Despite my extensive research I could find only one Game Boy hack that interested me. Among the various Pokémon mods, this was definitely the weirdest of the bunch. Naming the hack as Pokémon Knife had me intrigued right away and I wasn’t expecting the results I found. A knife is added to your list of moves on the world map that when triggered, will cut a Pokémon, or character out of your way. It even works to important characters like Professor Oak. I slashed him in the lab and he still spoke, but his avatar disappeared, but then reappeared after I battled my rival. It’s pretty glitchy overall and can easily crash plus Pokémon sometimes come out looking like MissingNo, making it hard to play, but bugs aside Pokémon Knife has to be the most WTF Pokémon mod out there.
Mike Tyson’s Punch-Out!! is a simple game at its core, consisting of an arrangement of boss battles with puzzling tactics to make it stand out among the boxing games for the NES. That said’ there’s not much one can do with a mod for it other than changing characters and wouldn’t you know that’s exactly what The All New? Punch-Out!! does, switching in fighters from other games in the series. Gabby Jay from Super Punch-Out!! replaces Glass Joe in the first match. Mario’s referee sprite has also been swapped for an ugly version of Wario. Move sets for each boxer seem to be the same as the boxer they replace. It’s not as crazy as I would have wanted, like putting in Mega Man as a boss, but for those craving any kind of new Punch-Out!! should give it ago.
Power Blade and Power Blade 2 are both obscure gems on the NES, so pointing out a hack for these may be a little weird. Basically they’re platform action games starring an agent that throws a giant boomerang. This hack of Power Blade 2 replaces the story to match the Captain America: The Winter Soldier film, darkening the pallet of all models and levels and inserting Captain America as the hero. Old Cap’s shield is way more iconic then a boomerang ever could hope to be, unless we’re talking about DC’s Captain Boomerang. Anyway the original wasn’t easy and neither is this version sadly, making Captain America feel like a weakling to the tamest of foes. There are better Captain America games out there anyway, but do please find a copy of Power Blade 2.
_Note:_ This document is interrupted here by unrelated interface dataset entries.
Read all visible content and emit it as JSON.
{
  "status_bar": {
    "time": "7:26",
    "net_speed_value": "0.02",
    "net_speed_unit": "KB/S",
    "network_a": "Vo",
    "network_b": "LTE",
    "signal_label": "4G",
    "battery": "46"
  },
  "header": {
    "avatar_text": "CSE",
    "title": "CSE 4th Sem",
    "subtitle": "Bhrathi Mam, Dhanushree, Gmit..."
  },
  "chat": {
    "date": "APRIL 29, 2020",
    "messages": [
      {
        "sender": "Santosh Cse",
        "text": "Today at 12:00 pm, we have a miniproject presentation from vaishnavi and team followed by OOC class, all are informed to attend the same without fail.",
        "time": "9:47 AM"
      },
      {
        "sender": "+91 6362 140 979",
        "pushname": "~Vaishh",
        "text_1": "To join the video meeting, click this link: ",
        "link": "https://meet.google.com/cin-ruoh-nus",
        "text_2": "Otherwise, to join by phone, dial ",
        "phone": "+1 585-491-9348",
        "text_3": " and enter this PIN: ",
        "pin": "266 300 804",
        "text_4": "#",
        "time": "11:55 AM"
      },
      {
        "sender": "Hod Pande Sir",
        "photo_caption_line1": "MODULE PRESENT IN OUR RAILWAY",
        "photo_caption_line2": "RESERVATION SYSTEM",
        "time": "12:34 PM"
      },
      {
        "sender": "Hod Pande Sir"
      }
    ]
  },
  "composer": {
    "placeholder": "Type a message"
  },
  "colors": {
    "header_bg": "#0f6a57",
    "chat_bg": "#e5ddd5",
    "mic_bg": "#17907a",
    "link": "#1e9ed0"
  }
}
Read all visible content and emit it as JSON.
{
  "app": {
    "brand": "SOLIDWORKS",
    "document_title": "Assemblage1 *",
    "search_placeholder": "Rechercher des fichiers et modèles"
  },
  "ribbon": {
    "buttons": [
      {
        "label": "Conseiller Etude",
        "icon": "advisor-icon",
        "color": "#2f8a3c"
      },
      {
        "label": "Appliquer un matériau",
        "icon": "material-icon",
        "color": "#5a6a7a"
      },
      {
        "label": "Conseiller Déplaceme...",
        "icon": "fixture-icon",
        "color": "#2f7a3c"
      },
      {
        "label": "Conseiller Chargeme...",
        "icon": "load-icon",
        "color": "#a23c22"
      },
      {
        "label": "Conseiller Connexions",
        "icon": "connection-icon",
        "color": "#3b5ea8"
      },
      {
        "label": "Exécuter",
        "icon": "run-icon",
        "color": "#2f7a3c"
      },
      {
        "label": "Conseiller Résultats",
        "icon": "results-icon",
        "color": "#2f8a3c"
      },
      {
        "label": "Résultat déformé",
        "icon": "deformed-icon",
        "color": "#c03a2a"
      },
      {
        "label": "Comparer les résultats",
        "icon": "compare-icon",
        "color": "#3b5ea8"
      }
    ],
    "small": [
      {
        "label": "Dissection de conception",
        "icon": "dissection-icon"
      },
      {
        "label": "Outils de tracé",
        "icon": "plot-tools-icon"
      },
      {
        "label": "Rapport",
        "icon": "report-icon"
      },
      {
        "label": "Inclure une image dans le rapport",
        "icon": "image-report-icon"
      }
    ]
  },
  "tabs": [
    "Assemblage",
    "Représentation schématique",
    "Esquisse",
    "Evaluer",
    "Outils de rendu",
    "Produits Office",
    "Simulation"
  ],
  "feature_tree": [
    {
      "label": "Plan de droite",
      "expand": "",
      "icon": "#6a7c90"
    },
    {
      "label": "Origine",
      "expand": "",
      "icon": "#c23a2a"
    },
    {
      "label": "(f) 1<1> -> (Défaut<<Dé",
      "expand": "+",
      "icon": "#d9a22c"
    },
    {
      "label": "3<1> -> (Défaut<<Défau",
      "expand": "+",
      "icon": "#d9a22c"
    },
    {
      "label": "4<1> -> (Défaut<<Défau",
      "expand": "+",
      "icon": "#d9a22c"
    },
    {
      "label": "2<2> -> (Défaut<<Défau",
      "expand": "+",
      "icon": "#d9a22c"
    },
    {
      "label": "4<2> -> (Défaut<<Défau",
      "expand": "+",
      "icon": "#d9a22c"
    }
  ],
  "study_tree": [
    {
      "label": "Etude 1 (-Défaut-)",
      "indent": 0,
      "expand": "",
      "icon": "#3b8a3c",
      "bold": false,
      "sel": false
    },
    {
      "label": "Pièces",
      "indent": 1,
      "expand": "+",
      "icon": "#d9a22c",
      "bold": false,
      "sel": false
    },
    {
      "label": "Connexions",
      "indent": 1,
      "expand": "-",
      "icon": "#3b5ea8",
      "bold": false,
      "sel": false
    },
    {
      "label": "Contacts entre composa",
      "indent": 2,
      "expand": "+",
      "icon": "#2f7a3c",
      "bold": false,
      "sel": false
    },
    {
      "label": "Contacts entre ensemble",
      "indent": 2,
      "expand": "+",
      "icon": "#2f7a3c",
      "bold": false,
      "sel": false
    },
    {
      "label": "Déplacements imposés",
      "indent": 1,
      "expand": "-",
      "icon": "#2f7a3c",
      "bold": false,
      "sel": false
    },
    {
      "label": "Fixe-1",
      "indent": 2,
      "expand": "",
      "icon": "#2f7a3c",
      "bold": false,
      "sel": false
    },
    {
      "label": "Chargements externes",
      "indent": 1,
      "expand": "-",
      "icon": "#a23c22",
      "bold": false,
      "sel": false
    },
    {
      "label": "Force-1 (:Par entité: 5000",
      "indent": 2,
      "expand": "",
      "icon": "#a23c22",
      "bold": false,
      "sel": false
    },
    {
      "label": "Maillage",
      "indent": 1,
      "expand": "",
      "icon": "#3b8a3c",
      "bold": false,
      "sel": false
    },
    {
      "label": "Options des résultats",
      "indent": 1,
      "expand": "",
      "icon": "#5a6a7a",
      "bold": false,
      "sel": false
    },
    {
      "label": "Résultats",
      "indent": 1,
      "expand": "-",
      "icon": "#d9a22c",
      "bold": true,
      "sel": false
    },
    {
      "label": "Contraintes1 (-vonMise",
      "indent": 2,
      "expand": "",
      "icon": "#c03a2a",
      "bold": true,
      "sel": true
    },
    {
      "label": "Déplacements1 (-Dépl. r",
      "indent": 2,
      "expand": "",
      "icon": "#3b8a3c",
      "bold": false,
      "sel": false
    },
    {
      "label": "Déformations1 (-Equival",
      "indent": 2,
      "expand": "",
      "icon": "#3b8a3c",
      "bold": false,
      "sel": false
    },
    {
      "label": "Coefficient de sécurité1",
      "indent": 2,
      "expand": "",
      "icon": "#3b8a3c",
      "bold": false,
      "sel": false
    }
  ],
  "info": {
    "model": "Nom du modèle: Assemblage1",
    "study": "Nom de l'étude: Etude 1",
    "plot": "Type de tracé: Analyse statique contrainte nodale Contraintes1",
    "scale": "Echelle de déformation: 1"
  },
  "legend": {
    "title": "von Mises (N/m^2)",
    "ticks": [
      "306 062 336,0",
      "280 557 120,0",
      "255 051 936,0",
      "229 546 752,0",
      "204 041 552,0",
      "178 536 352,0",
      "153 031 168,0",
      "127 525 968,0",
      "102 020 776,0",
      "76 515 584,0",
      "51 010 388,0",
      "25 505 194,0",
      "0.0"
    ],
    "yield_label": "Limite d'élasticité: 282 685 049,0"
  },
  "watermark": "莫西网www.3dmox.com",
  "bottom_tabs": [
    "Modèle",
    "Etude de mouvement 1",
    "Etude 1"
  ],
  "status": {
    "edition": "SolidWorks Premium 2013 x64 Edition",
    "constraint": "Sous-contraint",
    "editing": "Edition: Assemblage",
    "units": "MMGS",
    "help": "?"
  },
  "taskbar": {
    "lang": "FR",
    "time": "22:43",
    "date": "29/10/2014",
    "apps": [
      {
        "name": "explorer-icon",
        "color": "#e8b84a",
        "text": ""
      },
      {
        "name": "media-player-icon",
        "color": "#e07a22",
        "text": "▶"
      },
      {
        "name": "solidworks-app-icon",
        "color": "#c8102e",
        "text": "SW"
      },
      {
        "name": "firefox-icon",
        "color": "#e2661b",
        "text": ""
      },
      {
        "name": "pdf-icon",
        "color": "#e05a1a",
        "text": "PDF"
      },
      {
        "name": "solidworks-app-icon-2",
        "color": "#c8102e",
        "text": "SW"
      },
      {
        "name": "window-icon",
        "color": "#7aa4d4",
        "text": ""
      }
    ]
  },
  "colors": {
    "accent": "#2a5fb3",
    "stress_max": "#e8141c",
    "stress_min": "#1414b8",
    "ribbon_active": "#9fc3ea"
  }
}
Chrono Trigger is another entry in my top SNES games of all time and it’s definitely the best RPG on the system, although depending on my mood that can alter. That said I’ve been looking forward to Square Enix reviving the series forever. Chrono Cross was good, but it was no Chrono Trigger. The closest we’ve come in decades was last year’s I Am Setsuna, which is essentially a spiritual successor. So it goes without saying that I’ve been trying to get through some hacks for years, but I’ve turned up dirt. The most prominent one was Chrono Trigger: Crimson Echoes, but it never made it past a beta as Square Enix halted development and most patches for the game have been removed online. They’re not hard to track down, at least for this journalist, but since it’s not complete, why bother. It had promise too as it honed in on Magus from the start. Now I'm back to hoping for a true sequel, or remake.